Speaking for the Village of Valemount, Mayor Andru McCracken is pleased but cautious about Oberti’s project. “Oberto Oberti is a veteran at resort development and his experience shows,” said McCracken. He believes it is heartening that Oberti is trying to bring all the stakeholders together early on. “I’m not worried about the resort if it goes ahead. I’m sure it will be fantastic. What is more problematic are the implications for the Village.” McCracken is concerned the early knowledge of the project could unleash an “insatiable appetite” for second homes with multiple consequences. “I advise caution. Without planning we could be in a fix. Valemount would be a vibrant community, but most of us wouldn’t be able to afford it,” said McCracken. “I want to make sure we can afford to pay our taxes, and for those that don’t own a place, pay the rent. It’s important that our success provides an opportunity for the people who live here. We need vision. We need a plan. Not a top down plan; a community plan. We need to use our cohesion and use our gifts as a community to make this thing work.”
McCracken can understand if village and area residents are skeptical and believe it’s wise “not to put eggs in a basket that doesn’t even exist on paper yet.” Despite this very early stage, McCracken believes Oberti recognizes the great potential in Valemount. “I’m interested to see if residents support this. I do, but without widespread support any developer would run the other way.”
Every great project has a beginning. Marmot Basin, Kicking Horse and Lake Louise all started with an untouched mountain and a big dream. Of all the places in the world, Valemount has every reason to be skeptical and in the early stages of any project perhaps being cautiously optimistic is the best a struggling village can muster. However, the community can do its part by lending its support.

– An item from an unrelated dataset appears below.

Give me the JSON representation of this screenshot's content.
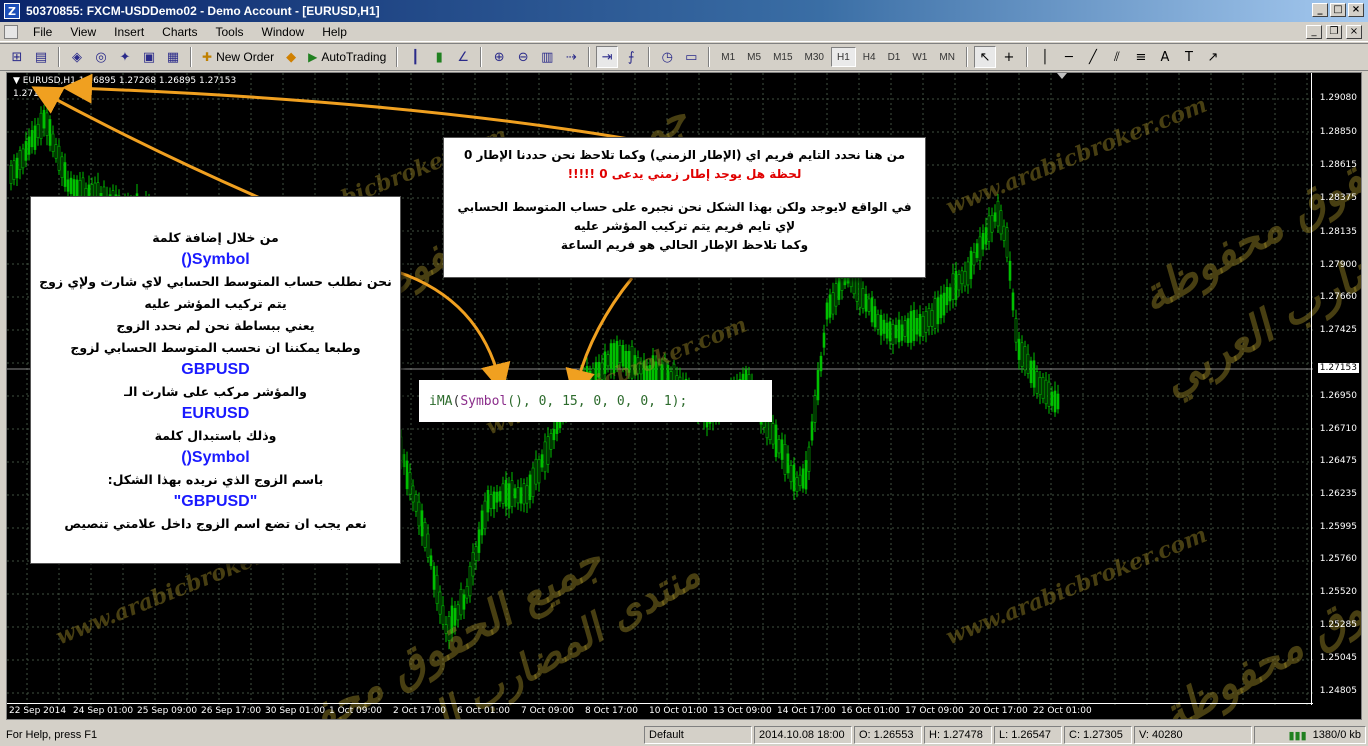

It would be wise to engage all available stakeholders in such an endeavor as well as to present the Valley in the best possible light to potential investors, visitors and future residents.